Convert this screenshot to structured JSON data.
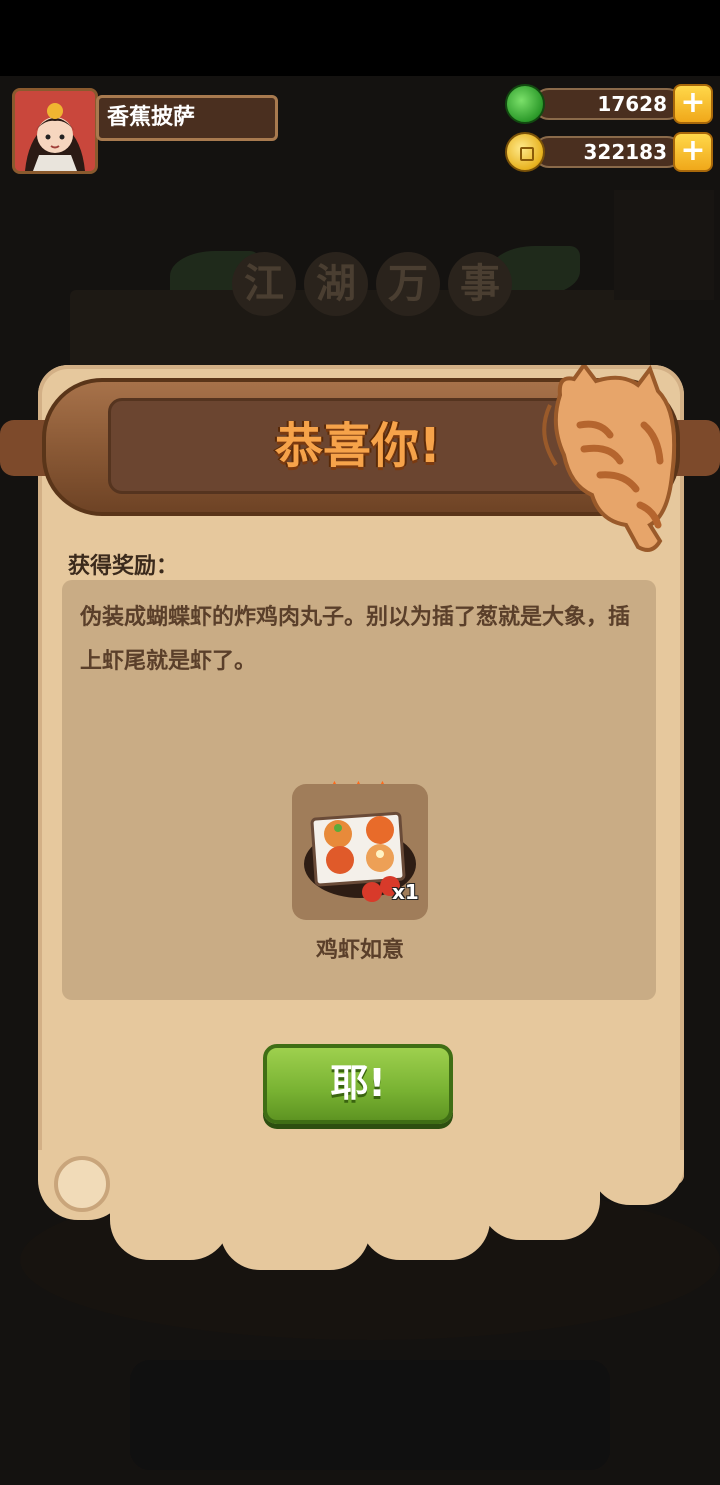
{
  "player": {
    "name": "香蕉披萨"
  },
  "resources": {
    "jade": "17628",
    "coins": "322183",
    "plus": "+"
  },
  "background": {
    "title_chars": [
      "江",
      "湖",
      "万",
      "事"
    ]
  },
  "dialog": {
    "title": "恭喜你!",
    "reward_label": "获得奖励：",
    "description": "伪装成蝴蝶虾的炸鸡肉丸子。别以为插了葱就是大象，插上虾尾就是虾了。",
    "item": {
      "name": "鸡虾如意",
      "quantity": "x1",
      "stars": 3
    },
    "confirm_label": "耶!"
  },
  "colors": {
    "parchment": "#e6c89d",
    "content_box": "#c9ac85",
    "title_text": "#f6a34a",
    "button_green": "#78b232"
  }
}
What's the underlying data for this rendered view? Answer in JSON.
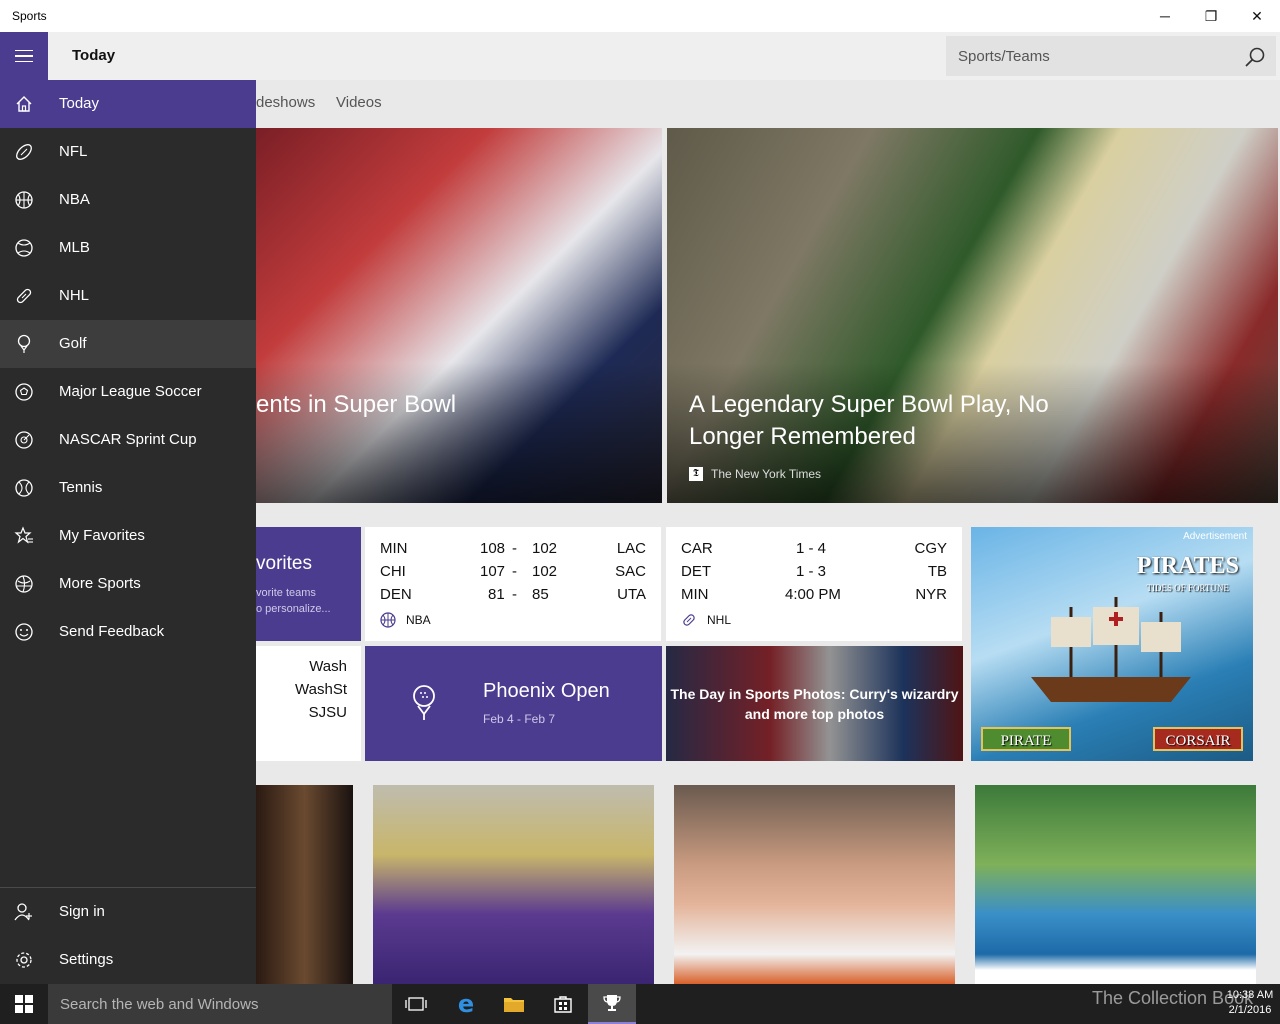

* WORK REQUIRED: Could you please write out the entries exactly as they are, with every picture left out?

* TASK OUTPUT:
Convert this screenshot to structured JSON data.
{
  "player": {
    "name": "香蕉披萨"
  },
  "resources": {
    "jade": "17628",
    "coins": "322183",
    "plus": "+"
  },
  "background": {
    "title_chars": [
      "江",
      "湖",
      "万",
      "事"
    ]
  },
  "dialog": {
    "title": "恭喜你!",
    "reward_label": "获得奖励：",
    "description": "伪装成蝴蝶虾的炸鸡肉丸子。别以为插了葱就是大象，插上虾尾就是虾了。",
    "item": {
      "name": "鸡虾如意",
      "quantity": "x1",
      "stars": 3
    },
    "confirm_label": "耶!"
  },
  "colors": {
    "parchment": "#e6c89d",
    "content_box": "#c9ac85",
    "title_text": "#f6a34a",
    "button_green": "#78b232"
  }
}
What's the underlying data for this rendered view? Answer in JSON.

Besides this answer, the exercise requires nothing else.